The Starkey Hearing Foundation is the charitable branch of Starkey Hearing Technology. They take hearing trips around the world and provide free hearing aids to people who need them.
To kick off the awards the Tenors sang “The Prayer,” at the end of which a bald eagle flew around the room. It was supposed to return to its trainer, but instead it hit the ceiling and landed backstage.
During host Sinbad’s opening monologue, the trainer brought the eagle back out to assuage fears that the bird had been injured. “He’s a true American,” quipped the host. “He went over the wall.”
(Earlier, on the red carpet, Sinbad talked about being a huge Prince fan. He even said he can’t pick a favorite song. “No one has a favorite,” he said. “You know you’re a great artist when I can’t pick a song. But I’ve been jamming to Prince live in Detroit.”
Huey Lewis, I learned, does have a favorite. It’s “Diamonds and Pearls.”)
The evening kept going with videos of mission trips that the Starkey Foundation has taken, including a trip to Armenia with Elton John.
The next entertainer of the evening was Darci Lynne. Lynne is a ventriloquist who won America’s Got Talent at the young age of 13. She performed with her puppets Oscar the mouse and Petunia the bunny.

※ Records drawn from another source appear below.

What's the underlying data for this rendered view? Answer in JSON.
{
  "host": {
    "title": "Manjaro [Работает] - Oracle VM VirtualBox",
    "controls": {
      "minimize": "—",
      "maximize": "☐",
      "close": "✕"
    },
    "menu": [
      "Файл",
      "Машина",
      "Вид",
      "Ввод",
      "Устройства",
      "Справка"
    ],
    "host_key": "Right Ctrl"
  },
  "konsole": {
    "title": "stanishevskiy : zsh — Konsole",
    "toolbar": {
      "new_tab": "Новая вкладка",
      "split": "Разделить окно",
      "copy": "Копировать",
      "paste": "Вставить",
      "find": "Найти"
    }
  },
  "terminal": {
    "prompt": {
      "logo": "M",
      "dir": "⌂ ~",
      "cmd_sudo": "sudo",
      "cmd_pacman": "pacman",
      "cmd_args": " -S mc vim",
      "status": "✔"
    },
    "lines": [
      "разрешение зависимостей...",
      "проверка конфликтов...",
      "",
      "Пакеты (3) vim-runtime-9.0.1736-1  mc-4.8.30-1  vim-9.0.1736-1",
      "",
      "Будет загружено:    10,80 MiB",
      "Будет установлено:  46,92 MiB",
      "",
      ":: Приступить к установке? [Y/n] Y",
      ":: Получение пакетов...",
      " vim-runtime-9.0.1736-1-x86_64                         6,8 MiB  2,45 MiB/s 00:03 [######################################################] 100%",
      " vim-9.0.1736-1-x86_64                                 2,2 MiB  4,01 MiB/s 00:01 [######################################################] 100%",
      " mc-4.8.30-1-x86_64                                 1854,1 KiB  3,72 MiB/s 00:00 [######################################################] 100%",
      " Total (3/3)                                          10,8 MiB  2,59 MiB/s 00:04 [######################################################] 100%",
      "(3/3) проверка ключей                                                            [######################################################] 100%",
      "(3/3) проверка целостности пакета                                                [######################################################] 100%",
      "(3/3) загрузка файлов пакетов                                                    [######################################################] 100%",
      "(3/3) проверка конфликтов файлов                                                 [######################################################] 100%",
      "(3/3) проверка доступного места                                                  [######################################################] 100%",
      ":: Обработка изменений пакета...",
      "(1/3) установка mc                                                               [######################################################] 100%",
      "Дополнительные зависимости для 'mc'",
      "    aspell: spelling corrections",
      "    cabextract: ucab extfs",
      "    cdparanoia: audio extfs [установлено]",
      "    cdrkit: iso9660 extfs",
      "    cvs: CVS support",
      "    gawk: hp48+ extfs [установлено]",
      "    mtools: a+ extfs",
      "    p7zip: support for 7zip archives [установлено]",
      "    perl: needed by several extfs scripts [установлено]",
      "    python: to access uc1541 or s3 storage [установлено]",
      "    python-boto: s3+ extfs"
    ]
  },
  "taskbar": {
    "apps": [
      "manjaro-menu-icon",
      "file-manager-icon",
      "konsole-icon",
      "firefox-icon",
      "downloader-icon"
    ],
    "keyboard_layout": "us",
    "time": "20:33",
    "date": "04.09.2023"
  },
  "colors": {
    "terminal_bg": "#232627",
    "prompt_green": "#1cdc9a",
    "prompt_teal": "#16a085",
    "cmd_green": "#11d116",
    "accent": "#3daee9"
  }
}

Later, Williams took the stage. He spoke about his struggle with alcoholism and how telling his story helps others out. “You get to keep your miracle by giving it away,” Williams said.
He then performed “The Rainbow Connection” (a song he co-wrote), and later that night auctioned off two original songs written about any subject matter to benefit the Starkey Foundation. That gained the foundation $125,000.
There was an appearance by Forest Whitaker, followed by former president Bill Clinton, before the Tenors returned to stage to perform “Forever Young.”
The next big performer to take the stage was Gloria Gaynor. She performed a cover of “Never Can Say Goodbye,” and her song “I Will Survive.”
At the end of the night, Alice Cooper took the stage before his performance to honor his manager Shep Gordon.
To close out the night there was a superband of music legends. It kicked off with Don Felder coming out on stage with his double-necked guitar saying, “Anyone recognize this guitar? You know what’s coming next.” He then started playing “Hotel California.”
Then Alice Cooper joined Felder on stage to sing “No More Mr. Nice Guy” and “I’m Eighteen.” To add onto the star power, Robby Krieger from the Doors joined the band and they played “Five to One” and “Break on Through (To the Other Side).”
To close out the show some of the big donors joined Cooper, Felder, and Krieger as they played “School’s Out.”
Top to bottom: Darci Lynne with Petunia; Don Felder; Robby Krieger, Alice Cooper, and Don Felder; Gloria Gaynor; Laura Sterbens with eagle. All photos by Adam Bettcher/Getty Images for Starkey Hearing Foundation.